big tree logoDue to lack of resources, Iowa's Big Tree Program is currently on hold. Applications for Big Tree nominations will still be accepted. Processing of the applications will not occur until further notice. Sorry for any inconvenience. Continue looking for big trees. Big Tree Program Donation Form

About the Program

Iowa's Big Tree program is designed to locate the largest tree of various specimens in our state. The purpose is to give special recognition to big trees, focus attention on trees in general, and have to engage in some friendly competition.

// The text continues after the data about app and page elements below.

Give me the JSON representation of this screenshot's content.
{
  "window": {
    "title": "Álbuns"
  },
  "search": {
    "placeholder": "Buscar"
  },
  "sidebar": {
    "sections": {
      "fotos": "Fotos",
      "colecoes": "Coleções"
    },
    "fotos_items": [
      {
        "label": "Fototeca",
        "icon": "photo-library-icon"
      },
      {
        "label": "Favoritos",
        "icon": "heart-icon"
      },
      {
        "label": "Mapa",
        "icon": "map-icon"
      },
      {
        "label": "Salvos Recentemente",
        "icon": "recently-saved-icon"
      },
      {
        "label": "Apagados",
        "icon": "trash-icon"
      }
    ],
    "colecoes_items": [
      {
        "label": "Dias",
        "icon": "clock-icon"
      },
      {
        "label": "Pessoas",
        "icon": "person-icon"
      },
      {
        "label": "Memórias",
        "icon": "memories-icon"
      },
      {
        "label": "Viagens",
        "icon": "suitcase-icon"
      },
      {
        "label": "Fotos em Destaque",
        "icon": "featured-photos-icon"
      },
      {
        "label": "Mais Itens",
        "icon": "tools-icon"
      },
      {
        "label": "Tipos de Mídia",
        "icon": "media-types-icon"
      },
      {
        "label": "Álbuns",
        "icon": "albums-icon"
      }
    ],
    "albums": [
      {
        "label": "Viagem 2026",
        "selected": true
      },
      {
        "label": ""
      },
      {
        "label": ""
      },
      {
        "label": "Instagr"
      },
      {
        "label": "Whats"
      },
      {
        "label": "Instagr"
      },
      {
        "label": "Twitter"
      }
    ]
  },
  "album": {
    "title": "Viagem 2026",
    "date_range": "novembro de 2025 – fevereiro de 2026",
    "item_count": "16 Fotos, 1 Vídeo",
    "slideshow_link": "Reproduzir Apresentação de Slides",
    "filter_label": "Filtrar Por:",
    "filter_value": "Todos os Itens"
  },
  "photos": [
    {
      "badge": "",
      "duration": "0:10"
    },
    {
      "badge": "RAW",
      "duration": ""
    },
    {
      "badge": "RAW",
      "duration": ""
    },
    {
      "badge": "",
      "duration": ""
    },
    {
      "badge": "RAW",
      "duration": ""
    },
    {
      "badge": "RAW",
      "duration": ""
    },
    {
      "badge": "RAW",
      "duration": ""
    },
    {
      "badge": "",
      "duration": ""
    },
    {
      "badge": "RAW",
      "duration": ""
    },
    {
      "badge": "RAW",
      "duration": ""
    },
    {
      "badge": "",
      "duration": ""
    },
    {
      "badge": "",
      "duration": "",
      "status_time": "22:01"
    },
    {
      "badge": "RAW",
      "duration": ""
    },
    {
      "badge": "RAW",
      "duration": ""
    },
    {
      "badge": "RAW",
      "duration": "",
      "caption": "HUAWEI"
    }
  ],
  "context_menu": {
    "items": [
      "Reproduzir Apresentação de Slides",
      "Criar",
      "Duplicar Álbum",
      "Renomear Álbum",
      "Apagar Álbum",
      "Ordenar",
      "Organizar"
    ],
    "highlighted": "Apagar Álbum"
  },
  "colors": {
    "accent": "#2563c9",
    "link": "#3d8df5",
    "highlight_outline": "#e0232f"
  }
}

ForBig Black Oak information on how to nominate and measure trees for the program and for a list of Iowa's current champion big trees, check out our Big Trees of Iowa document.

Iowa Big Tree List

Criteria for Ranking Iowa's Big Trees

Trees are ranked based on three measurements: circumference, height and crown spread. Ranking is determined by total points.
Circumference: Measure around the tree trunk at 4.5 feet above the ground. If the tree forks at that point, the measurement is made below this where the circumference is least. Circumference counts one point for each inch.
Height: This measurement can be difficult to make, but is important. An estimate of height can be made using a yardstick. First, measure 100 feet from the tree. Next, hold the yardstick vertically, 25" from the eye. Align the zero inch mark on the yardstick at the base of the tree and note the inch mark that aligns with the top of the tree. Every inch equals 4 feet of height. Height contributes 1 point for each foot.
Crown spread: Measure from a point directly below branch tips on one side of the tree to a point directly below branch tips on the other side of the tree. Make a second measurement at right angles to the first. Average the two measurements. Crown spread counts for 1/4 point for each foot. 

For more information check out these  Tree Measuring Guidelines provided by The Eastern Native Tree Society.

As a starting off point look at this Minimum Tree Circumference Guide

Did You Know?

There is also a National Registry of Big Trees that recognizes champion trees of 826 species and varieties. In fact, Iowa's program is set up using much of the same criteria as the national program. Iowa has one champion on the list: a European Alder in Scott county. For more information on the National Registry of Big Trees visit the American Forests, P.O. box 2000, Washington DC 20013; 202-737-1944. 

The 1996 Famous and Historical Trees of Iowa can be found on the State of Iowa Library Services site here:  Famous and Historical Trees of Iowa